:: Data for this task ::
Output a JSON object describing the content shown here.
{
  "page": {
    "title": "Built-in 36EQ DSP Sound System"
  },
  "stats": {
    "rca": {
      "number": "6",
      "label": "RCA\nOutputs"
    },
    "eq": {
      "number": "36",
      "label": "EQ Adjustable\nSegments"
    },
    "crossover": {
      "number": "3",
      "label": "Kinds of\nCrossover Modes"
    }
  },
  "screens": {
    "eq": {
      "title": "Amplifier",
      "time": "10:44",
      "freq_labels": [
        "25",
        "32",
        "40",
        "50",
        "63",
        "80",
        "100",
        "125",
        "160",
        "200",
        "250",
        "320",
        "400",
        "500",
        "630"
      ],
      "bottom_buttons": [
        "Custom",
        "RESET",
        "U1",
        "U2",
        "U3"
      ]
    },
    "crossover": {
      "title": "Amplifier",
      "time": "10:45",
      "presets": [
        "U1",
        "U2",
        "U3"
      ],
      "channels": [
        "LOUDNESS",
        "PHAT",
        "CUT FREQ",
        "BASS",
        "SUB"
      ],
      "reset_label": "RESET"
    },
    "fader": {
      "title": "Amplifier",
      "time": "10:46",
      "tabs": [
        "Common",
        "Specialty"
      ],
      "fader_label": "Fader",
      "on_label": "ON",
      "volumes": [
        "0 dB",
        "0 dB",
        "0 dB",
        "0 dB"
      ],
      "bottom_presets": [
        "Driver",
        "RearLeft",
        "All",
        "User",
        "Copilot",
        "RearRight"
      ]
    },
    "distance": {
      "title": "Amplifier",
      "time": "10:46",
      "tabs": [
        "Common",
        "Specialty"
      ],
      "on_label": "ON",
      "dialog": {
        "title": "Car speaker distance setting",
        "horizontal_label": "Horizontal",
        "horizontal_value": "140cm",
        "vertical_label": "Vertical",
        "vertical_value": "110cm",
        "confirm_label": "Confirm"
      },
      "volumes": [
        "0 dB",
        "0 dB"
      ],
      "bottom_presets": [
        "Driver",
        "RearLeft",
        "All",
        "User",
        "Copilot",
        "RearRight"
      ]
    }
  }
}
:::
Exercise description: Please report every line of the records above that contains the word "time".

Your response:
      "time": "10:44",
      "time": "10:45",
      "time": "10:46",
      "time": "10:46",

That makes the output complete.